* [Exercise]: The answer must consist of every line in the data below that holds the word "structure".

* [Extracted records]:

........

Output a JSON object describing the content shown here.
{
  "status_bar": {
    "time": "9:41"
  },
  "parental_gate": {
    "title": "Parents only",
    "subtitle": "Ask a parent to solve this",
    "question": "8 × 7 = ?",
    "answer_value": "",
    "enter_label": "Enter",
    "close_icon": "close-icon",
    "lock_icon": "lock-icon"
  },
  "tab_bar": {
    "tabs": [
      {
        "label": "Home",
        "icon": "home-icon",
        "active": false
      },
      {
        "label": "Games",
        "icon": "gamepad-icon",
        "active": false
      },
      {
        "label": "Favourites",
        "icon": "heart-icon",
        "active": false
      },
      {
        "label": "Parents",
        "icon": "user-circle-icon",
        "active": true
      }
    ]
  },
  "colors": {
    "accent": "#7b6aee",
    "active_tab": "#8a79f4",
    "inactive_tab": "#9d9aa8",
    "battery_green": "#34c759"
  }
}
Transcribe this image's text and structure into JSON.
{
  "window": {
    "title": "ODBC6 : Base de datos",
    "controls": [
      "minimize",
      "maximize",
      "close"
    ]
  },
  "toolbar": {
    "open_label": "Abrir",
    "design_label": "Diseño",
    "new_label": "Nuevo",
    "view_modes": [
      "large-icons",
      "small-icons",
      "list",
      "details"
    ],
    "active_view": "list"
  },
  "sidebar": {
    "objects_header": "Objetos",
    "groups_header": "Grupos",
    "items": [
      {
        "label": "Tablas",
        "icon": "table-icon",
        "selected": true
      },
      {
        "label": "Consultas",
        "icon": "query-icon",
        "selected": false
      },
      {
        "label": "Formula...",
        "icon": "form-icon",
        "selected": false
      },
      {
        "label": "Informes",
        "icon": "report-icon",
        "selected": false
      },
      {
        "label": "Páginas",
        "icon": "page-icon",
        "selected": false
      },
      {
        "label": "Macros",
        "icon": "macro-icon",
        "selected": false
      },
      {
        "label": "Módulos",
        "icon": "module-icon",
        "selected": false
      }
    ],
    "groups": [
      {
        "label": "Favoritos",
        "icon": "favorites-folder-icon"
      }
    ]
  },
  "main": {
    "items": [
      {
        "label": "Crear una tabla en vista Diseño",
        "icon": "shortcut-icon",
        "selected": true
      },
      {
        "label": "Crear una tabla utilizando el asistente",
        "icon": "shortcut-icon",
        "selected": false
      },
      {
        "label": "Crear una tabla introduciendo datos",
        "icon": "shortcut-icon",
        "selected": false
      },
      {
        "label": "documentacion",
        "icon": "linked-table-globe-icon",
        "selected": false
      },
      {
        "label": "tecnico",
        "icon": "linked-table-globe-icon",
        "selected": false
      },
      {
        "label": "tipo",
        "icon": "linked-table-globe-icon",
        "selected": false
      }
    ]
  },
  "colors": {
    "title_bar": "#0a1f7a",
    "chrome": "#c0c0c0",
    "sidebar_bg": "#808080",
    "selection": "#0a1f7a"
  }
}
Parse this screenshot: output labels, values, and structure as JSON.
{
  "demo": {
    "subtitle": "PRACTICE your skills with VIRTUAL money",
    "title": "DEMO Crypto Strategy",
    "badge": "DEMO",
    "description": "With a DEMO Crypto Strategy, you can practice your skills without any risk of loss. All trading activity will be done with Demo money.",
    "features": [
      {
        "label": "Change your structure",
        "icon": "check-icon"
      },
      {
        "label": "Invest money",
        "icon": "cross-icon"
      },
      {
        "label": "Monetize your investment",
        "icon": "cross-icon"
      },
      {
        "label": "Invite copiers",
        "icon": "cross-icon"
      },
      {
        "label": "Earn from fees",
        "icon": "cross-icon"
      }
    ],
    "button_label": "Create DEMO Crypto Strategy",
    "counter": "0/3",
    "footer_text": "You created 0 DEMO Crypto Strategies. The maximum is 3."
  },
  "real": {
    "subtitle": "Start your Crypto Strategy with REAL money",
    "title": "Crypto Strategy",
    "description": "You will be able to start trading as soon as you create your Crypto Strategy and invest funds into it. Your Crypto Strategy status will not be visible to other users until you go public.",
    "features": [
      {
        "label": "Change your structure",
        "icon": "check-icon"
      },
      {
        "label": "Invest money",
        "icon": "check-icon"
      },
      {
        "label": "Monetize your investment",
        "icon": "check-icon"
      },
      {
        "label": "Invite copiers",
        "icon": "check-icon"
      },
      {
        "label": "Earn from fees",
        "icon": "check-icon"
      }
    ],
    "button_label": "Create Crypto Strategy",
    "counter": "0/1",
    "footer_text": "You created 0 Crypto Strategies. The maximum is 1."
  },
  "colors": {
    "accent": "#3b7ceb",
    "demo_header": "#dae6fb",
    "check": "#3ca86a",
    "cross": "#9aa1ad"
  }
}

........

* [Written response]:
Transcribe this image's text and structure into JSON.
Parse this screenshot: output labels, values, and structure as JSON.
        "label": "Change your structure",
        "label": "Change your structure",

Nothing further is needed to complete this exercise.